Location: 7 Main Street
Coordinates: 42°39’30.5″N 70°37’04.3″W
Date dedicated: May 30, 1890
Rockport’s Veterans Memorial Hall was dedicated on Memorial Day 1890 in memory of the 42 men from Rockport who died in the war. A total of 399 Rockport men enlisted, a good portion of them in Maine regiments due to the proximity and the fact that a number of seafaring residents of the town at that time were originally from Maine. The building served as the quarters of the local Grand Army of the Republic, Otis W. Wallace Post 106.
Otis Wing Wallace of Rockport was among the first group of soldiers to volunteer from that town. During June 1861 the company of unorganized men spent several weeks at an improvised training camp at Cape Pond Pasture in Rockport. In those early days of the war, the Massachusetts Adjutant General’s office struggled to issue the necessary equipment to the thousands of volunteers and the Rockport men waited, unable to drill as they had not been issued muskets.

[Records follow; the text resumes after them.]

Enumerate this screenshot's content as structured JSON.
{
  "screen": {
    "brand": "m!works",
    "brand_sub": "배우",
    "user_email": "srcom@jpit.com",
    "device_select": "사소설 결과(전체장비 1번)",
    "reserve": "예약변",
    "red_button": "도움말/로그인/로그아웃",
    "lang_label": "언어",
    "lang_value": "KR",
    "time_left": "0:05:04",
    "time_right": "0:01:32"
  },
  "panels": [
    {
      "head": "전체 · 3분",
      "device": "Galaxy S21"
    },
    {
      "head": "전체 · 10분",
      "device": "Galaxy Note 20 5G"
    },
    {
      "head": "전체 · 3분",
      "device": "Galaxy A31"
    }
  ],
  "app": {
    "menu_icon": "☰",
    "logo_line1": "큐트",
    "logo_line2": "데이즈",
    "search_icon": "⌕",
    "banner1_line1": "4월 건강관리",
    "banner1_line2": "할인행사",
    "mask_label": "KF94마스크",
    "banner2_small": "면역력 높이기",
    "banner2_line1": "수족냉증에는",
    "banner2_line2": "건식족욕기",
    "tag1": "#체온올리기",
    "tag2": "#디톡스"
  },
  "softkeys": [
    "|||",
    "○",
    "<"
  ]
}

Tiring of this, Otis W. Wallace and twelve others went off to enlist with the 5th Maine Infantry. Wallace served with that regiment in action during the Peninsular campaign of 1862 and was spoken highly of due to his courageous performance under fire. By the end of that summer, Wallace had fallen ill, was transported to Finley Hospital in Washington DC, and died there on October 29, 1862. He was buried in the Military Asylum Cemetery in Washington (now the U.S. Soldiers’ and Airmens’ Home National Cemetery).
The funds for Rockport’s Memorial Hall were largely raised by a group of local women known as the Ladies Memorial Circle. The Adjutant of the Grand Army post wrote in 1910, “Perhaps it should be said that the Circle led in the project.”
Upon the dissolution of the Grand Army of the Republic post in 1954, Rockland’s Memorial Hall was sold to a church congregation and later sold into private ownership. It is presently a residence.